One further exercise: looking at the last sentence or two of each paper.
Selcer: “Carrel’s claim to the technical expertise to govern society was founded upon a metaphor. In mistaking a powerful analogy for concrete knowledge, he claimed an impossible power: the power to see an atom and a star and everything in between in a single glance.”
Nordlund: “The new physiology’s hormone therapy never became the agent of positive social reform which Berman and many other researchers had anticipated. Whether or not the new biology’s gene therapy will become such an agent remains to be seen.”
Cohen-Cole: “Because of the ethos that equated interdisciplinary tool exchange with creativity, the Center’s eventual multidisciplinary research culture represented a failure that was produced in part by the Center’s own productivity.”

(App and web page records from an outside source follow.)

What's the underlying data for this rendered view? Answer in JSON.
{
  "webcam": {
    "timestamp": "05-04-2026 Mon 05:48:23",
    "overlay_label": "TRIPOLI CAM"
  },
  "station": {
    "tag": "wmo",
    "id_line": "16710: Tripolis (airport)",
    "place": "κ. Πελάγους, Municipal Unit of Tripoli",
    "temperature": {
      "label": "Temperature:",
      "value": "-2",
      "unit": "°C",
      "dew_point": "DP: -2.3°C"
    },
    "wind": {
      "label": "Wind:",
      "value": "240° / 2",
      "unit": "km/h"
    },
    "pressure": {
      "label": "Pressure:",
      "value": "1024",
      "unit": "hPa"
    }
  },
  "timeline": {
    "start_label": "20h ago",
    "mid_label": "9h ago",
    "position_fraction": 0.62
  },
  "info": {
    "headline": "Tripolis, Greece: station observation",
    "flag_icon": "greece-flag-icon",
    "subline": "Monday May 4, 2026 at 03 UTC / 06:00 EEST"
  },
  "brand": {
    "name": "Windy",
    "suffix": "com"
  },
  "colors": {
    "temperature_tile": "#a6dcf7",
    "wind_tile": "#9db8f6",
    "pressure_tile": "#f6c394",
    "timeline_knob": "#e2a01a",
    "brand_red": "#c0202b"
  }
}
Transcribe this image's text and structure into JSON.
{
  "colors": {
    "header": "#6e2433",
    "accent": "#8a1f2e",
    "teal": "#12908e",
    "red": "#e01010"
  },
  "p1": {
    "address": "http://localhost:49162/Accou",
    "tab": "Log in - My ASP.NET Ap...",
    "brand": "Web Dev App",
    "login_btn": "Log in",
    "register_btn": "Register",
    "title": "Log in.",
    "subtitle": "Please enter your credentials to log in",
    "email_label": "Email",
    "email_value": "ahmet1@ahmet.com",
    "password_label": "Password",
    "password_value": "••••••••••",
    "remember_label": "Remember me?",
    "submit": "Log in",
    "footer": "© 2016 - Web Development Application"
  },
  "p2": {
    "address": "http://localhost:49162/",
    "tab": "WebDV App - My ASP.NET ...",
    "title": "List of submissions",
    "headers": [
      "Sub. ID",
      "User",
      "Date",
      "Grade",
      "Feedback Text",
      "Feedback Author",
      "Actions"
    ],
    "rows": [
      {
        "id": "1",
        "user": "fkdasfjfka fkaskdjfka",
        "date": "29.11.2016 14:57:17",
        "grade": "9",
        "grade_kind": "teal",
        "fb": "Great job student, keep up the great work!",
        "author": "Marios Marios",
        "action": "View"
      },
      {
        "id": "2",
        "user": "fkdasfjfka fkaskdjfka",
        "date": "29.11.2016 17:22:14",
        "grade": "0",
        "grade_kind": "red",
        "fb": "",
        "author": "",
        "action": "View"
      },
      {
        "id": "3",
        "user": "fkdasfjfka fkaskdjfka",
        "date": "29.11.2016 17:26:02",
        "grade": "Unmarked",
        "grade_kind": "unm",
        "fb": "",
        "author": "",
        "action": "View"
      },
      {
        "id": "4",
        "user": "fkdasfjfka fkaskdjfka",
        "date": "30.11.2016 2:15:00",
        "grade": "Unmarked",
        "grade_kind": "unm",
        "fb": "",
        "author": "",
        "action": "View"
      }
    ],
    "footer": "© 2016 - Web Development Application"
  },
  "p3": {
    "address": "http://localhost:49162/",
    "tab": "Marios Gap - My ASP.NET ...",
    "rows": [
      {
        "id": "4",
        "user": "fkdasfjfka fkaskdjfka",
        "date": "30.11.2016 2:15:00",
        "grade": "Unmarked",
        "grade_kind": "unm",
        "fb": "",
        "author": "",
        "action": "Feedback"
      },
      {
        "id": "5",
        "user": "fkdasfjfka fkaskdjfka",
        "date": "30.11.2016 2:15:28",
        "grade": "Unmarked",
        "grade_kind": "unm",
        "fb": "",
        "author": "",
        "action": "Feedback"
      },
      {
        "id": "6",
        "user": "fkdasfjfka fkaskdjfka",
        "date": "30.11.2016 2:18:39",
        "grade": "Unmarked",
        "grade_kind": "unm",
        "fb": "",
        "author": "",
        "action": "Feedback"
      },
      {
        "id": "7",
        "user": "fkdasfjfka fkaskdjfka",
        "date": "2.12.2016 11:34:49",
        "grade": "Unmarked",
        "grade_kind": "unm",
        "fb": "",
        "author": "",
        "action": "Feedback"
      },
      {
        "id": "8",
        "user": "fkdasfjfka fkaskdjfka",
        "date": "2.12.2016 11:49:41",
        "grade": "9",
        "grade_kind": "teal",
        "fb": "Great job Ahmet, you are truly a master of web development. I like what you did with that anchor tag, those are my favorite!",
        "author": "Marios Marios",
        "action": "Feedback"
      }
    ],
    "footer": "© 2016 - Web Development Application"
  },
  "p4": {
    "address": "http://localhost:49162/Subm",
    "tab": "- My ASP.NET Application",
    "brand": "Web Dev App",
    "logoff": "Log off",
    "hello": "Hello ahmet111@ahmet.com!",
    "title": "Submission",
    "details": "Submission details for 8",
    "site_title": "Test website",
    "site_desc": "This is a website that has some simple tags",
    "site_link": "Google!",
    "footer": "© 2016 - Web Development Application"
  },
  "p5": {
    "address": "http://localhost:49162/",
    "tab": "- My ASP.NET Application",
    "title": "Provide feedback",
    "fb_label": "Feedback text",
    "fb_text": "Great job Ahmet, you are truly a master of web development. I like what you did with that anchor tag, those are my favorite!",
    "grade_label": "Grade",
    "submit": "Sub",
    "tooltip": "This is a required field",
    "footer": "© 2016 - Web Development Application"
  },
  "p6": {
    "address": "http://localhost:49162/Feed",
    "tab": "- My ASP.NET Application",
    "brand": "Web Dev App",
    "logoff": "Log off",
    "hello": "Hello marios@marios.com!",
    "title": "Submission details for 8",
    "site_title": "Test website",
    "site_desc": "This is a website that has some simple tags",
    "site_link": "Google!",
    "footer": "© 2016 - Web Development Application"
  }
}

Thomas: “If we question what we mean by science and scientific method in relation to the military, what has been seen as the rise of a new monolithic paradigm suddenly fractures and becomes part of a long-standing string of debates in both the military and science about how good our metaphors and models really are. These are debates about the strength and integrity of bodies of knowledge and about what is well understood and what has remained hitherto unknown.”
My ending here is embarrassingly grandiose (and, as my book manuscript exhibits, I haven’t yet kicked the habit!), but I will obnoxiously allow myself to toot my own horn on a couple of points, because I think they are important (this is, after all, the purpose of publishing in journals, is it not?)
First, my piece is the only one of these (excepting, obviously, Hughes’ review) that lectures historians rather than the scientists who are the subject of the article. Where the other pieces (and they are in the professional mainstream here) deploy the wisdom of the science studies professions to decode the historically naive understanding of how spheres of scientific practice are formed and collapse (via failure to understand the limits of “metaphors”, or the fragility of their defining “ethos”, or the complexity of the social change they sought), I am concerned that preoccupation with spheres of practice has led us in some cases to getting history wrong.
Second, though I don’t really do it in the piece, I do want to refocus from the contents of the scientific work to the contents of the “long-standing string of debates”, rather than on whatever sociological phenomenon we might take the work to illustrate. It is a strange feature of the historiography that historians identify historically interesting topics by the controversies that develop around them, and then proceed to demonstrate how scientists promoting their work were naive because they failed to avoid controversy, without really granting historical critics credit for the terms on which the controversy develops—their criticisms merely presage our theoretical ideas.
On bad days it feels like the history of science profession can be boiled down to the catch-phrase: “Science: Useful, But Don’t Believe the Hype!” Historical case example becomes just a tool used to make this point. It may be that we feel no one in even an audience larger than four or five people is interested in hearing a more localized message, which is why the best conversations always seem to take place somewhere other than in public fora.